More than 30 years later, in the Handbook “Niere und Ableitende Harnwege“ by H. U. Zollinger, we find a marked increase in the number of exogenic noxia accused of causing nephropathy.

Under the heading “Lipoidnephrose or Glomerulonephritis”, sublimate, calomel, mercuric diuretics, gold, mercuro-chromium, uranium nitrate, - all metallic noxia, as well as arsenic,salvarsan (arsphenamine), perchlorate, croton oil, and polyvinylaldehyde are also mentioned.

Of special interest is the detailed description of “nodular glomerulosclerosis” after carbon disulphide intoxication.

The majority of the noxia listed induced variable tubular injuries and sometimes tubular necrosis: calcium versenate, glycol-containing noxia (ethylenglycol, diaethylenglycol, glycolic acid, glysanthine), phenindione, cantharidin, mycotic toxins, phosgene, uranium nitrate, dioxan, sulfonamide, as well as antibiotics like neomycin and viomycin. Numerous noxia can also cause a haemoglobulin- and/or myoglobulin-kidney, amongst others: formic acid intoxication, tetrahydrocarbons, potassium chlorate, snake poisons. Lon-term collargol therapy is mentioned as cause of argyrosis. Lead and bismuth nephropathies have attracted considerable attention. Iron saccharate causes hemsiderosis of the kidney, lead results in a complex lead nephropathy with involvement of both, tubuli and blood vessels.

Nephropathies with pathological deposits include: Oxalosis following intoxication with noxia containing glycol, oxalic acid or salt of sorrel, nephrocalcinosis following vitamin D intoxication and finally crystallosis after sulfonamide usage.

Drug-induced urolithiasis has been associated with consumption of benemide, sulfonamides, diamox, vitamin B, dicumarol, oxamide und cytostatic agents.

Damage due to radiation treatment or thorotrast use has also been extensively discussed.

Noteworthy is the relatively low importance assigned to interstitial nephritis in connection with drug related injury. In the case of acute interstitial nephritis, sulfonomides, chlorpromazine, irgapyrin and phenylbutazone are cited and, in chronic cases, fluoride and naturally phenacetin. No drug is mentioned under the headings “renal cortical necrosis“ and “thrombotic microangiopathy“.

As a search of the handbooks reveals, many renal side effects are due to application of metallic noxia. If we consider the fact that metallic noxia have been popular since the start of pharmacotherapy, then renal side effects must have been present from the beginning.

Paracelsus (Philippus Theophrastus Aureolus Bombast von Hohenheim, christened as Theophrastus Bombastus von Hohenheim), known as Paracelsus, (* probably born 10. November 1493 in Egg near Einsiedeln (Switzerland); † 24. September 1541 in Salzburg) favoured mercury, sulphur and salts for therapeutic purposes.

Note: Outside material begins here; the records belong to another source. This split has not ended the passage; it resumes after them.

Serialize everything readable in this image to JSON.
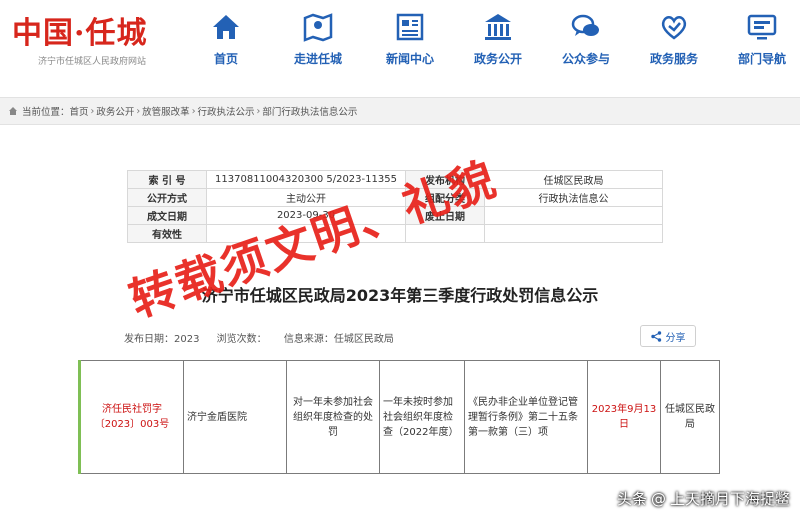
{
  "site": {
    "logo_text": "中国·任城",
    "logo_sub": "济宁市任城区人民政府网站"
  },
  "nav": [
    {
      "label": "首页",
      "icon": "home-icon"
    },
    {
      "label": "走进任城",
      "icon": "map-pin-icon"
    },
    {
      "label": "新闻中心",
      "icon": "newspaper-icon"
    },
    {
      "label": "政务公开",
      "icon": "building-icon"
    },
    {
      "label": "公众参与",
      "icon": "chat-icon"
    },
    {
      "label": "政务服务",
      "icon": "heart-hand-icon"
    },
    {
      "label": "部门导航",
      "icon": "monitor-icon"
    }
  ],
  "breadcrumb": {
    "prefix": "当前位置：",
    "items": [
      "首页",
      "政务公开",
      "放管服改革",
      "行政执法公示",
      "部门行政执法信息公示"
    ]
  },
  "info": {
    "index_label": "索 引 号",
    "index_value": "11370811004320300 5/2023-11355",
    "publisher_label": "发布机构",
    "publisher_value": "任城区民政局",
    "method_label": "公开方式",
    "method_value": "主动公开",
    "category_label": "组配分类",
    "category_value": "行政执法信息公",
    "date_label": "成文日期",
    "date_value": "2023-09-30",
    "abolish_label": "废止日期",
    "abolish_value": "",
    "validity_label": "有效性",
    "validity_value": ""
  },
  "document": {
    "title": "济宁市任城区民政局2023年第三季度行政处罚信息公示",
    "publish_time": "发布日期：2023",
    "views": "浏览次数：",
    "source": "信息来源：任城区民政局",
    "share_label": "分享"
  },
  "penalty_row": {
    "doc_no": "济任民社罚字〔2023〕003号",
    "party": "济宁金盾医院",
    "reason": "对一年未参加社会组织年度检查的处罚",
    "facts": "一年未按时参加社会组织年度检查（2022年度）",
    "basis": "《民办非企业单位登记管理暂行条例》第二十五条第一款第（三）项",
    "date": "2023年9月13日",
    "authority": "任城区民政局"
  },
  "watermark": {
    "line1": "转载须文明、礼貌"
  },
  "footer": {
    "platform": "头条",
    "handle": "上天摘月下海捉鳖"
  },
  "colors": {
    "brand_red": "#d7261c",
    "nav_blue": "#2361b5",
    "watermark_red": "#e8211a"
  }
}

Against this historical background it becomes evident that the term drug-induced nephropathy includes a variety of renal lesions which can be assigned rather specifically to certain drugs. Such associations require, however, targeted bioptic analysis for old and new drugs in the future.

  • Th. Fahr u.a.: Harnorgane, Männliche Geschlechtsorgane. Vol. VI, 1 (1925);
    Niere und ableitende Harnwege Vol. VI.2 (1934)
    In:Handbuch der speziellen Pathologie und Anatomie und Histologie von O. Lubarsch und F.Henke (Hrsg.)
    Berlin Verlag Julius Springer
  • H.U. Zollinger Niere und ableitende Harnwege Vol. 3 (1966)
    In: Spezielle pathologische Anatomie Hrsg. W. Doerr und E. Uehlinger,
    Springer Verlag Berlin Heidelberg New York.
  • Paracelsus Septem Defensiones 1538, Basel